"One of your friends was just arrested for drug possession. Your grades are slipping. You haven't even started on your college applications."
My mother's worst fears didn't come to pass. In the end, I graduated without mishap, was accepted into several respectable schools, and settled on Occidental College in Los Angeles. I would go on to read law at Harvard.
Eventually, my mother - who died of ovarian cancer in 1995 - would tell me the truth about what had happened between her and my father.
"It wasn't your father's fault that he left, you know," she said.
"I divorced him. When we got married, your grandparents weren't happy with the idea, but came to feel it was the right thing to do.
"Then Barack's father - your grandfather Hussein - wrote Gramps this long, nasty letter saying that he didn't approve of the marriage. He didn't want the Obama blood sullied by a white woman, he said. Well you can imagine how Gramps reacted to that.
"And then there was a problem with your father's first wife. He had told me that they were separated. But it was a village wedding, so there was no legal document that could show a divorce. She paused.
"Even then, it might have worked out. He received two scholarships, one in New York, which paid enough to support all three of us.
"Harvard had just agreed to pay tuition.
"'How can I refuse the best education?' he told me. That's all he could think about, proving that he was the best."
She stopped and laughed to herself.
"Did I ever tell you that he was late for our first date? He asked me to meet him in front of the university library at 1pm. When I got there he hadn't arrived. It was a nice day, so I laid out on one of the benches, and fell asleep.
"Well an hour later - an hour! - he shows up with a couple of his friends. I woke up and heard your father saying, serious as can be: 'You see, gentlemen. I told you that she was a fine girl, and that she would wait for me.'"
She saw my father as everyone hopes that at least one other person might see him.
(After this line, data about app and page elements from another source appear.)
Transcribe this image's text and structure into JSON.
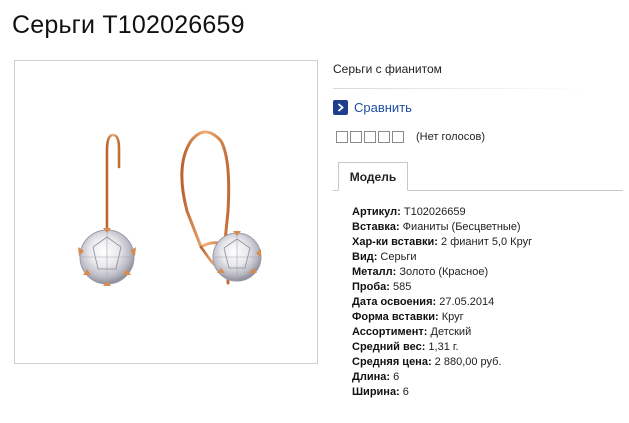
{
  "product": {
    "title": "Серьги Т102026659",
    "subtitle": "Серьги с фианитом",
    "image_alt": "earrings-image"
  },
  "compare": {
    "label": "Сравнить",
    "icon": "chevron-right-icon"
  },
  "rating": {
    "stars_total": 5,
    "stars_filled": 0,
    "votes_label": "(Нет голосов)"
  },
  "tabs": [
    {
      "label": "Модель",
      "active": true
    }
  ],
  "specs": [
    {
      "label": "Артикул:",
      "value": " Т102026659"
    },
    {
      "label": "Вставка:",
      "value": " Фианиты (Бесцветные)"
    },
    {
      "label": "Хар-ки вставки:",
      "value": " 2 фианит 5,0 Круг"
    },
    {
      "label": "Вид:",
      "value": " Серьги"
    },
    {
      "label": "Металл:",
      "value": " Золото (Красное)"
    },
    {
      "label": "Проба:",
      "value": " 585"
    },
    {
      "label": "Дата освоения:",
      "value": " 27.05.2014"
    },
    {
      "label": "Форма вставки:",
      "value": " Круг"
    },
    {
      "label": "Ассортимент:",
      "value": " Детский"
    },
    {
      "label": "Средний вес:",
      "value": " 1,31 г."
    },
    {
      "label": "Средняя цена:",
      "value": " 2 880,00 руб."
    },
    {
      "label": "Длина:",
      "value": " 6"
    },
    {
      "label": "Ширина:",
      "value": " 6"
    }
  ],
  "colors": {
    "link": "#1f4fa3",
    "compare_icon_bg": "#1f3f8e",
    "gold": "#d98a4e",
    "border": "#c7c7c7"
  }
}
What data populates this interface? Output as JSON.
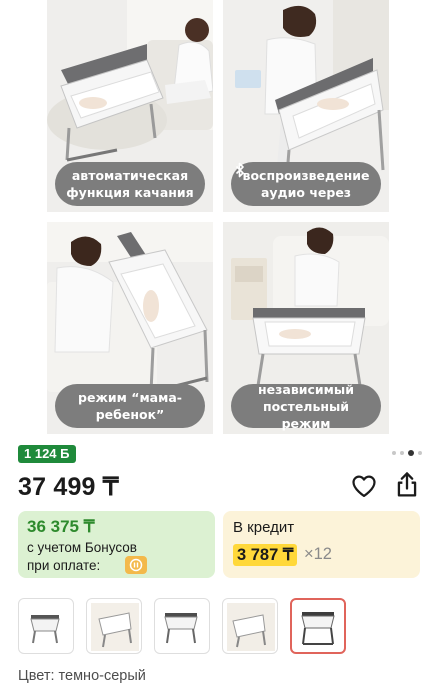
{
  "gallery": {
    "captions": [
      {
        "line1": "автоматическая",
        "line2": "функция качания"
      },
      {
        "line1": "воспроизведение",
        "line2": "аудио через"
      },
      {
        "line1": "режим “мама-",
        "line2": "ребенок”"
      },
      {
        "line1": "независимый",
        "line2": "постельный режим"
      }
    ],
    "carousel_total": 4,
    "carousel_active": 3
  },
  "product": {
    "bonus_badge": "1 124 Б",
    "price": "37 499 ₸",
    "bonus_price": "36 375 ₸",
    "bonus_note_line1": "с учетом Бонусов",
    "bonus_note_line2": "при оплате:",
    "credit_label": "В кредит",
    "credit_monthly": "3 787 ₸",
    "credit_multiplier": "×12",
    "color_line": "Цвет: темно-серый",
    "thumbnails_count": 5,
    "selected_thumbnail": 5
  },
  "colors": {
    "accent_green": "#2e8a2d",
    "badge_green": "#1f8a3b",
    "bonus_bg": "#dcf1d2",
    "credit_bg": "#fcf3d9",
    "credit_highlight": "#ffd83a",
    "selected_border": "#e0645b",
    "caption_bg": "#7d7d7d"
  }
}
She had tried to help me, his son, see him in the same way.
And it was the look on her face that day that I would remember when a few months later, in 1982, I called to tell her that my father had died and heard her cry out over the distance.
I didn't go to the funeral, but later I would go to Kenya to meet the other half of my family. There, I would discover that after falling foul of the government and losing his job in the Ministry of Tourism, my father had descended into drink.
All my life, I had carried a single image of my father, one that I had sometimes rebelled against but had never questioned, one that I had later tried to take as my own.
The brilliant scholar, the generous friend, the upstanding leader - my father had been all of those things.
All those things and more, because except for that one brief visit in Hawaii, he had never been present to foil the image.
The fantasy of my father had at least kept me from despair. Now he was dead, truly. He could no longer tell me how to live.
A year after his death, I dreamt of him.
"Barack. I always wanted to tell you how much I love you," he said.
He seemed small in my arms now, the size of a boy. I awoke still weeping, my first real tears for him. I remembered his only visit, the basketball he had given me and how he had taught me to dance.